There is a growing litany of research efforts aimed at improving the ubiquitous lithium-ion (Li-ion) battery with nanomaterials, and graphene is increasingly taking up the Li-ion’s share of those efforts.
However, one of the issues with exotic nanomaterials trying to take the place of graphite as the storage material for these batteries’ electrodes is cost. Whatever benefit may be derived from using nanomaterials seems to be offset by their rather steep comparative cost.
Now researchers at Lawrence Livermore National Laboratory (LLNL) have discovered that if they use a graphene produced in a low-temperature process that is full of defects, they can still make it a highly effective electrode material simply by treating it with hydrogen.
In research published in the journal Nature Scientific Reports, the LLNL researchers found that the hydrogen interacts with defects in the graphene in a way that opens up gaps that make it easier for the lithium to penetrate the material and thereby improves its transport. Further, the hydrogen goes to the edges of the electrodes; this improves the lithium binding in these areas and ends up boosting storage capacity.
The positive role of hydrogen in this research is a bit unusual since it usually is regarded as an unwanted byproduct of the chemical production of graphene.
“We found a drastically improved rate capacity in graphene nanofoam electrodes after hydrogen treatment,” said LLNL scientist Brandon Wood, one of the co-authors of the paper, in a press release. “By combining the experimental results with detailed simulations, we were able to trace the improvements to subtle interactions between defects and dissociated hydrogen. This results in some small changes to the graphene chemistry and morphology that turn out to have a surprisingly huge effect on performance.”
The researchers believe this research shows that controlled hydrogen treatment could be a way forward to optimize lithium transport as well as improve the storage capacity in other graphene-based anode materials.
“The performance improvement we’ve seen in the electrodes is a breakthrough that has real world applications,” said Jianchao Ye, the lead author of the paper, in the press release.

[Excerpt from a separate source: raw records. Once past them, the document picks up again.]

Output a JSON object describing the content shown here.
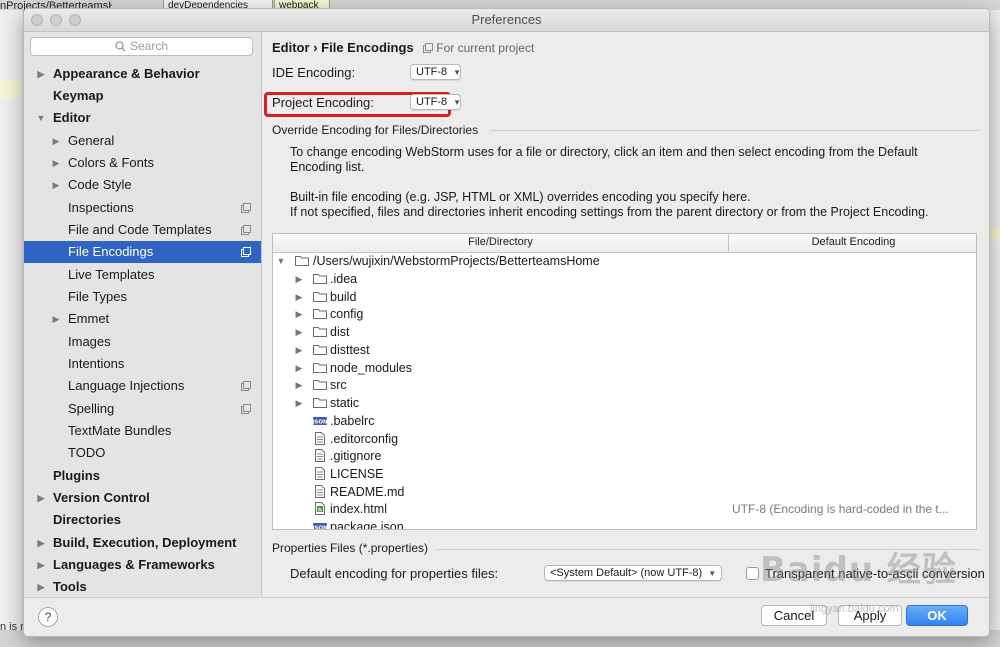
{
  "background": {
    "frag_project": "nProjects/BetterteamsH",
    "chip_dev": "devDependencies",
    "chip_webpack": "webpack",
    "bottom_text": "n is r"
  },
  "window": {
    "title": "Preferences"
  },
  "search": {
    "placeholder": "Search"
  },
  "sidebar": {
    "items": [
      {
        "label": "Appearance & Behavior"
      },
      {
        "label": "Keymap"
      },
      {
        "label": "Editor"
      },
      {
        "label": "General"
      },
      {
        "label": "Colors & Fonts"
      },
      {
        "label": "Code Style"
      },
      {
        "label": "Inspections"
      },
      {
        "label": "File and Code Templates"
      },
      {
        "label": "File Encodings"
      },
      {
        "label": "Live Templates"
      },
      {
        "label": "File Types"
      },
      {
        "label": "Emmet"
      },
      {
        "label": "Images"
      },
      {
        "label": "Intentions"
      },
      {
        "label": "Language Injections"
      },
      {
        "label": "Spelling"
      },
      {
        "label": "TextMate Bundles"
      },
      {
        "label": "TODO"
      },
      {
        "label": "Plugins"
      },
      {
        "label": "Version Control"
      },
      {
        "label": "Directories"
      },
      {
        "label": "Build, Execution, Deployment"
      },
      {
        "label": "Languages & Frameworks"
      },
      {
        "label": "Tools"
      }
    ]
  },
  "main": {
    "breadcrumb_parent": "Editor",
    "breadcrumb_sep": "›",
    "breadcrumb_current": "File Encodings",
    "scope": "For current project",
    "ide_encoding_label": "IDE Encoding:",
    "ide_encoding_value": "UTF-8",
    "project_encoding_label": "Project Encoding:",
    "project_encoding_value": "UTF-8",
    "override_title": "Override Encoding for Files/Directories",
    "para1_line1": "To change encoding WebStorm uses for a file or directory, click an item and then select encoding from the Default",
    "para1_line2": "Encoding list.",
    "para2_line1": "Built-in file encoding (e.g. JSP, HTML or XML) overrides encoding you specify here.",
    "para2_line2": "If not specified, files and directories inherit encoding settings from the parent directory or from the Project Encoding.",
    "table": {
      "col_file": "File/Directory",
      "col_encoding": "Default Encoding",
      "root": "/Users/wujixin/WebstormProjects/BetterteamsHome",
      "rows": [
        {
          "name": ".idea",
          "type": "folder",
          "encoding": ""
        },
        {
          "name": "build",
          "type": "folder",
          "encoding": ""
        },
        {
          "name": "config",
          "type": "folder",
          "encoding": ""
        },
        {
          "name": "dist",
          "type": "folder",
          "encoding": ""
        },
        {
          "name": "disttest",
          "type": "folder",
          "encoding": ""
        },
        {
          "name": "node_modules",
          "type": "folder",
          "encoding": ""
        },
        {
          "name": "src",
          "type": "folder",
          "encoding": ""
        },
        {
          "name": "static",
          "type": "folder",
          "encoding": ""
        },
        {
          "name": ".babelrc",
          "type": "json",
          "encoding": ""
        },
        {
          "name": ".editorconfig",
          "type": "text",
          "encoding": ""
        },
        {
          "name": ".gitignore",
          "type": "text",
          "encoding": ""
        },
        {
          "name": "LICENSE",
          "type": "text",
          "encoding": ""
        },
        {
          "name": "README.md",
          "type": "text",
          "encoding": ""
        },
        {
          "name": "index.html",
          "type": "html",
          "encoding": "UTF-8 (Encoding is hard-coded in the t..."
        },
        {
          "name": "package.json",
          "type": "json",
          "encoding": ""
        }
      ]
    },
    "properties_title": "Properties Files (*.properties)",
    "properties_label": "Default encoding for properties files:",
    "properties_value": "<System Default> (now UTF-8)",
    "transparent_label": "Transparent native-to-ascii conversion"
  },
  "footer": {
    "help": "?",
    "cancel": "Cancel",
    "apply": "Apply",
    "ok": "OK"
  },
  "watermark": {
    "text": "Baidu 经验",
    "sub": "jingyan.baidu.com"
  }
}
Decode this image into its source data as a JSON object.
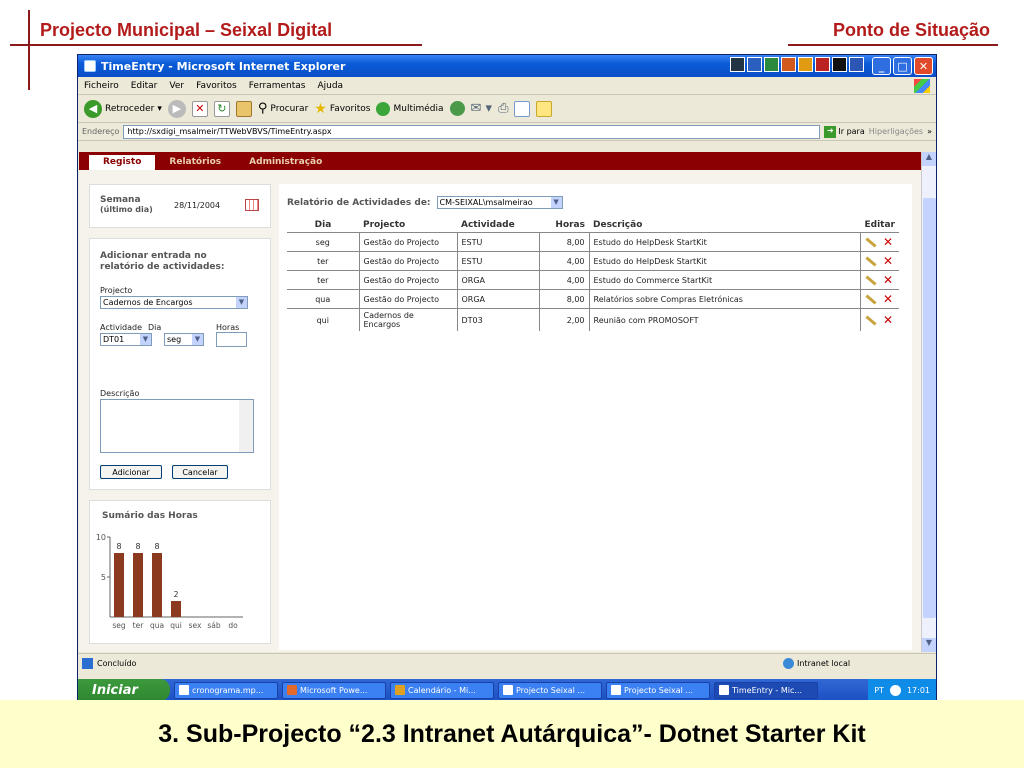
{
  "slide": {
    "title_left": "Projecto Municipal – Seixal Digital",
    "title_right": "Ponto de Situação",
    "footer": "3. Sub-Projecto “2.3 Intranet Autárquica”- Dotnet Starter Kit"
  },
  "window": {
    "title": "TimeEntry - Microsoft Internet Explorer"
  },
  "menu": [
    "Ficheiro",
    "Editar",
    "Ver",
    "Favoritos",
    "Ferramentas",
    "Ajuda"
  ],
  "toolbar": {
    "back": "Retroceder",
    "search": "Procurar",
    "favorites": "Favoritos",
    "media": "Multimédia"
  },
  "address": {
    "label": "Endereço",
    "url": "http://sxdigi_msalmeir/TTWebVBVS/TimeEntry.aspx",
    "go": "Ir para",
    "links": "Hiperligações"
  },
  "tabs": [
    "Registo",
    "Relatórios",
    "Administração"
  ],
  "week": {
    "label_line1": "Semana",
    "label_line2": "(último dia)",
    "date": "28/11/2004"
  },
  "form": {
    "heading_line1": "Adicionar entrada no",
    "heading_line2": "relatório de actividades:",
    "project_label": "Projecto",
    "project_value": "Cadernos de Encargos",
    "activity_label": "Actividade",
    "activity_value": "DT01",
    "day_label": "Dia",
    "day_value": "seg",
    "hours_label": "Horas",
    "hours_value": "",
    "description_label": "Descrição",
    "add_button": "Adicionar",
    "cancel_button": "Cancelar"
  },
  "summary": {
    "heading": "Sumário das Horas",
    "chart_data": {
      "type": "bar",
      "categories": [
        "seg",
        "ter",
        "qua",
        "qui",
        "sex",
        "sáb",
        "do"
      ],
      "values": [
        8,
        8,
        8,
        2,
        0,
        0,
        0
      ],
      "data_labels": [
        "8",
        "8",
        "8",
        "2",
        "",
        "",
        ""
      ],
      "yticks": [
        "10",
        "5"
      ],
      "ylim": [
        0,
        10
      ],
      "color": "#8b3a1f"
    }
  },
  "report": {
    "label": "Relatório de Actividades de:",
    "user": "CM-SEIXAL\\msalmeirao",
    "columns": [
      "Dia",
      "Projecto",
      "Actividade",
      "Horas",
      "Descrição",
      "Editar"
    ],
    "rows": [
      {
        "dia": "seg",
        "projecto": "Gestão do Projecto",
        "actividade": "ESTU",
        "horas": "8,00",
        "descricao": "Estudo do HelpDesk StartKit"
      },
      {
        "dia": "ter",
        "projecto": "Gestão do Projecto",
        "actividade": "ESTU",
        "horas": "4,00",
        "descricao": "Estudo do HelpDesk StartKit"
      },
      {
        "dia": "ter",
        "projecto": "Gestão do Projecto",
        "actividade": "ORGA",
        "horas": "4,00",
        "descricao": "Estudo do Commerce StartKit"
      },
      {
        "dia": "qua",
        "projecto": "Gestão do Projecto",
        "actividade": "ORGA",
        "horas": "8,00",
        "descricao": "Relatórios sobre Compras Eletrónicas"
      },
      {
        "dia": "qui",
        "projecto": "Cadernos de Encargos",
        "actividade": "DT03",
        "horas": "2,00",
        "descricao": "Reunião com PROMOSOFT"
      }
    ]
  },
  "status": {
    "left": "Concluído",
    "zone": "Intranet local"
  },
  "taskbar": {
    "start": "Iniciar",
    "tasks": [
      "cronograma.mp...",
      "Microsoft Powe...",
      "Calendário - Mi...",
      "Projecto Seixal ...",
      "Projecto Seixal ...",
      "TimeEntry - Mic..."
    ],
    "lang": "PT",
    "clock": "17:01"
  },
  "colors": {
    "accent": "#8b0000",
    "title_red": "#b31b1b",
    "footer_bg": "#ffffcc"
  }
}
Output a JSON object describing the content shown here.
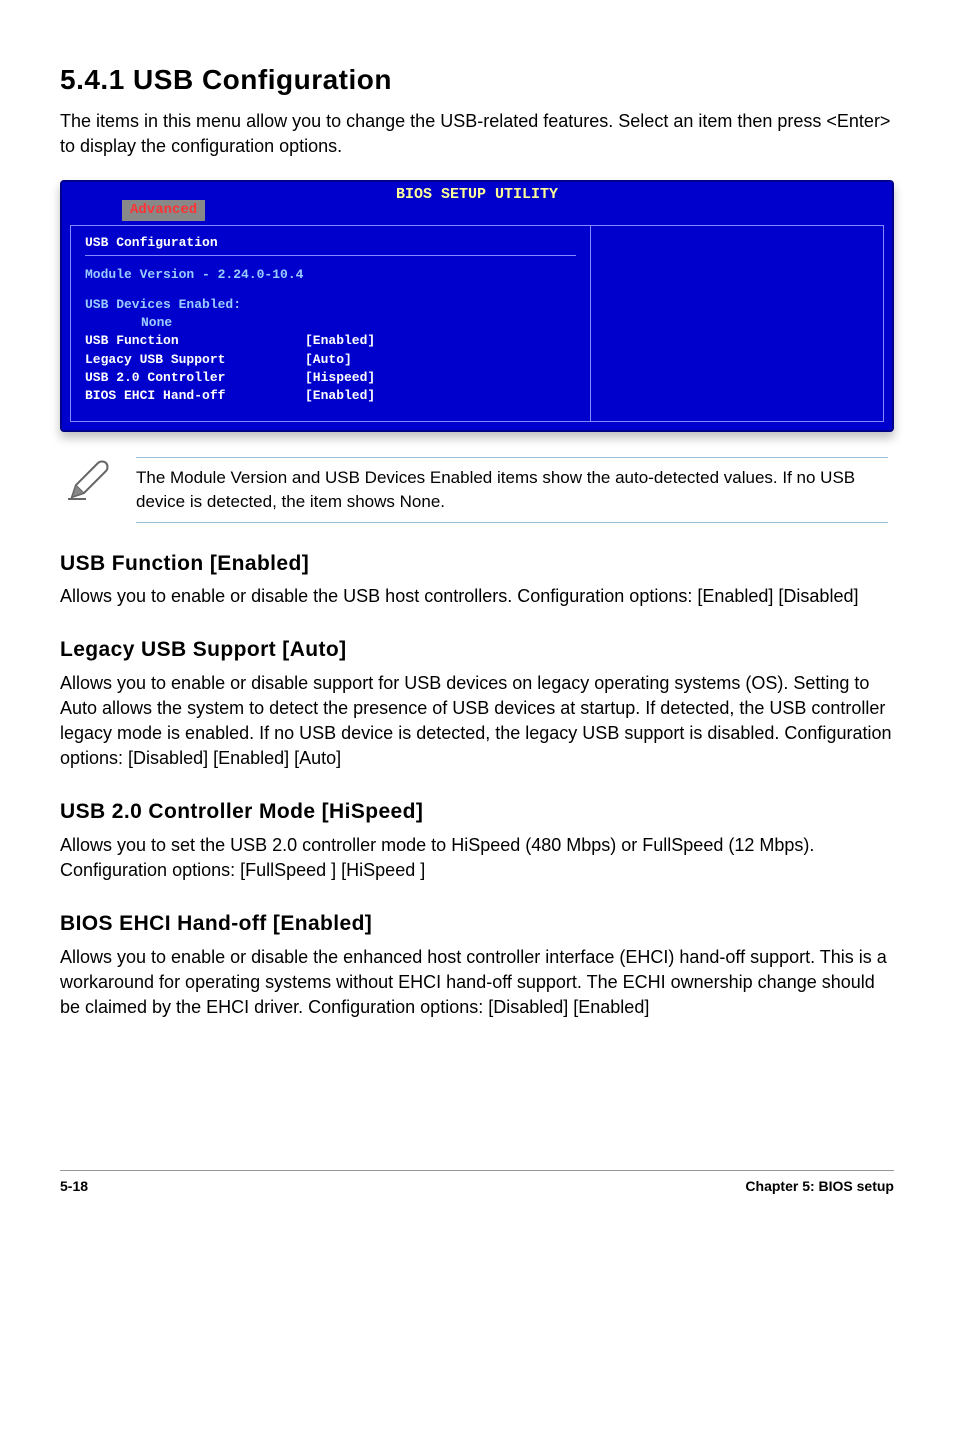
{
  "heading": "5.4.1   USB Configuration",
  "intro": "The items in this menu allow you to change the USB-related features. Select an item then press <Enter> to display the configuration options.",
  "bios": {
    "title": "BIOS SETUP UTILITY",
    "tab": "Advanced",
    "panel_title": "USB Configuration",
    "module_version": "Module Version - 2.24.0-10.4",
    "devices_label": "USB Devices Enabled:",
    "devices_value": "None",
    "options": [
      {
        "label": "USB Function",
        "value": "[Enabled]"
      },
      {
        "label": "Legacy USB Support",
        "value": "[Auto]"
      },
      {
        "label": "USB 2.0 Controller",
        "value": "[Hispeed]"
      },
      {
        "label": "BIOS EHCI Hand-off",
        "value": "[Enabled]"
      }
    ]
  },
  "note": "The Module Version and USB Devices Enabled items show the auto-detected values. If no USB device is detected, the item shows None.",
  "sections": [
    {
      "title": "USB Function [Enabled]",
      "body": "Allows you to enable or disable the USB host controllers. Configuration options: [Enabled] [Disabled]"
    },
    {
      "title": "Legacy USB Support [Auto]",
      "body": "Allows you to enable or disable support for USB devices on legacy operating systems (OS). Setting to Auto allows the system to detect the presence of USB devices at startup. If detected, the USB controller legacy mode is enabled. If no USB device is detected, the legacy USB support is disabled. Configuration options: [Disabled] [Enabled] [Auto]"
    },
    {
      "title": "USB 2.0 Controller Mode [HiSpeed]",
      "body": "Allows you to set the USB 2.0 controller mode to HiSpeed (480 Mbps) or FullSpeed (12 Mbps). Configuration options: [FullSpeed ] [HiSpeed ]"
    },
    {
      "title": "BIOS EHCI Hand-off [Enabled]",
      "body": "Allows you to enable or disable the enhanced host controller interface (EHCI) hand-off support. This is a workaround for operating systems without EHCI hand-off support. The ECHI ownership change should be claimed by the EHCI driver. Configuration options: [Disabled] [Enabled]"
    }
  ],
  "footer_left": "5-18",
  "footer_right": "Chapter 5: BIOS setup"
}
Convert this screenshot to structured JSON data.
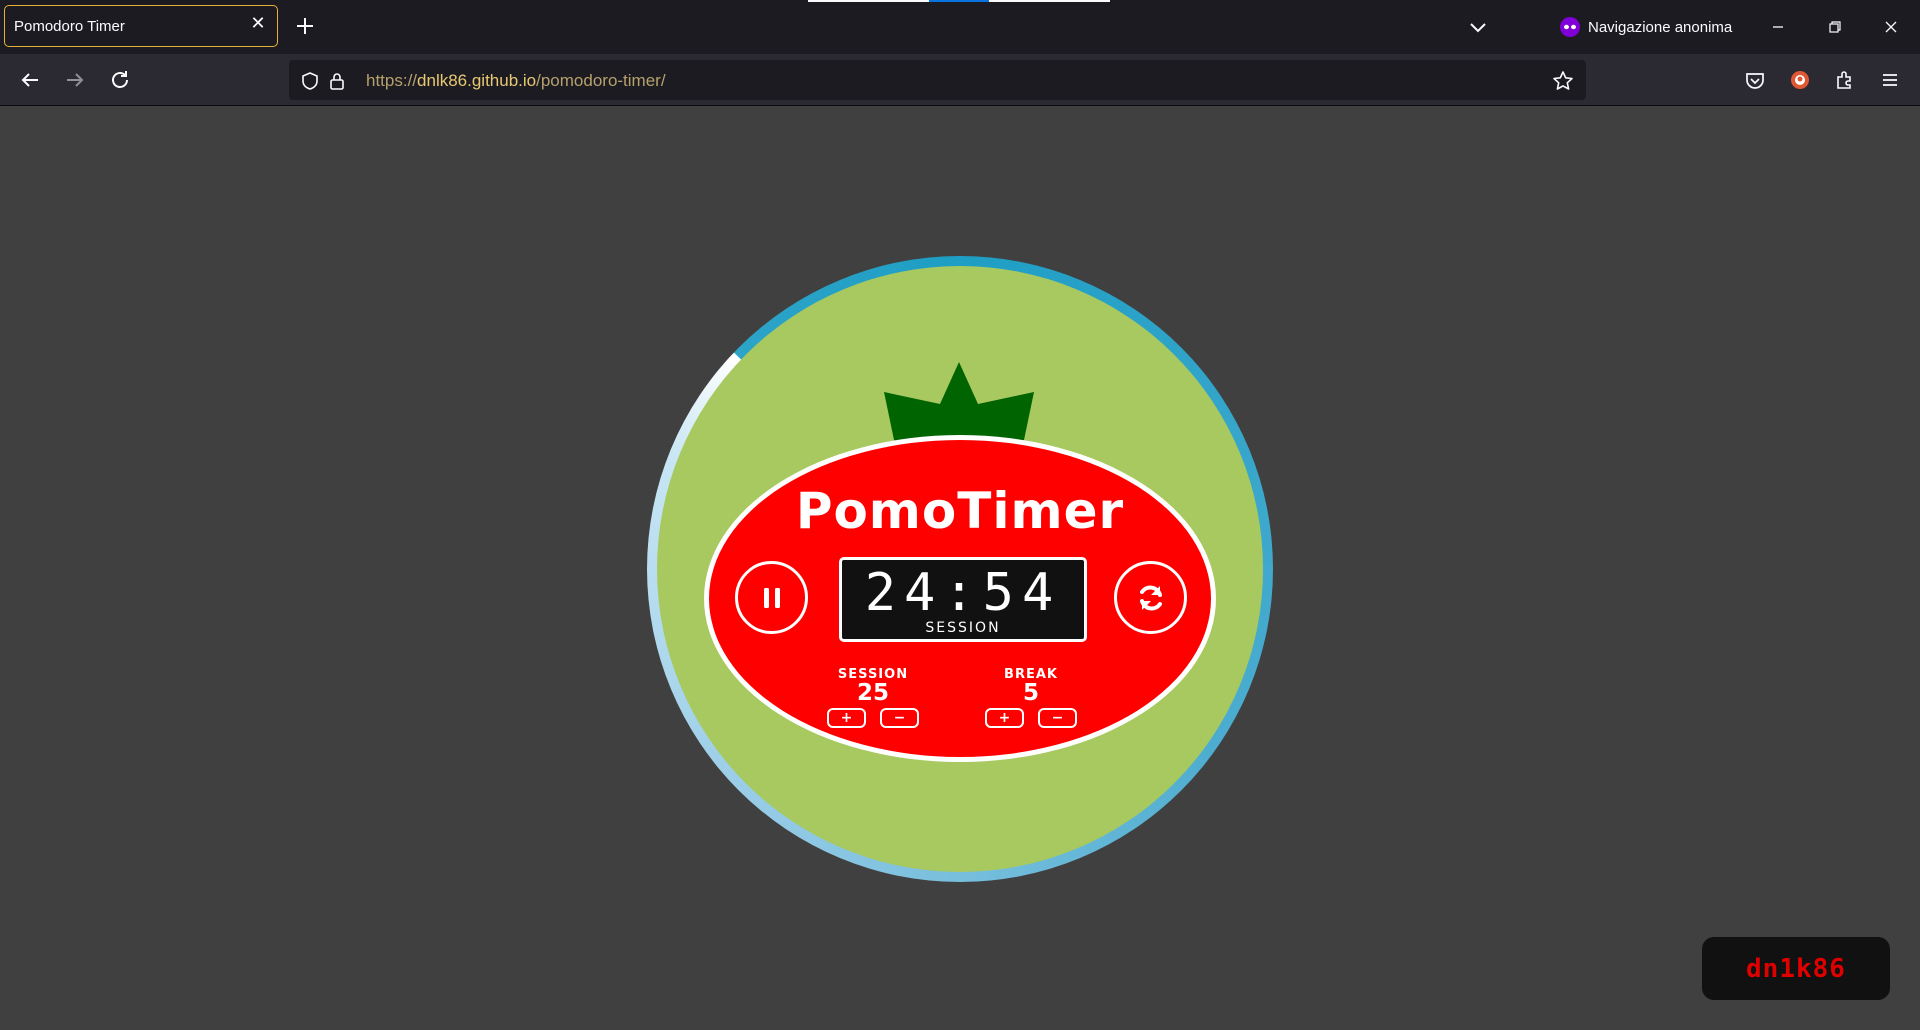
{
  "browser": {
    "tab": {
      "title": "Pomodoro Timer",
      "close_icon": "close-icon"
    },
    "new_tab_icon": "plus-icon",
    "tab_list_icon": "chevron-down-icon",
    "private_mode_label": "Navigazione anonima",
    "window_controls": [
      "minimize-icon",
      "restore-icon",
      "close-icon"
    ],
    "nav": {
      "back": "back-arrow-icon",
      "forward": "forward-arrow-icon",
      "reload": "reload-icon"
    },
    "url": {
      "scheme": "https://",
      "host": "dnlk86.github.io",
      "path": "/pomodoro-timer/"
    },
    "toolbar_icons": [
      "pocket-icon",
      "duckduckgo-icon",
      "extensions-icon",
      "menu-icon"
    ]
  },
  "app": {
    "title": "PomoTimer",
    "timer": {
      "time": "24:54",
      "mode": "SESSION"
    },
    "progress_fraction_elapsed": 0.13,
    "session": {
      "label": "SESSION",
      "value": "25",
      "plus": "+",
      "minus": "−"
    },
    "break": {
      "label": "BREAK",
      "value": "5",
      "plus": "+",
      "minus": "−"
    },
    "signature": "dn1k86"
  },
  "colors": {
    "page_bg": "#404040",
    "disc": "#a8c960",
    "tomato": "#ff0000",
    "leaves": "#006400",
    "ring_accent": "#1e9ec4",
    "signature_text": "#e00000",
    "url_host": "#e8c872"
  }
}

Dexter Johnson is a contributing editor at IEEE Spectrum, with a focus on nanotechnology.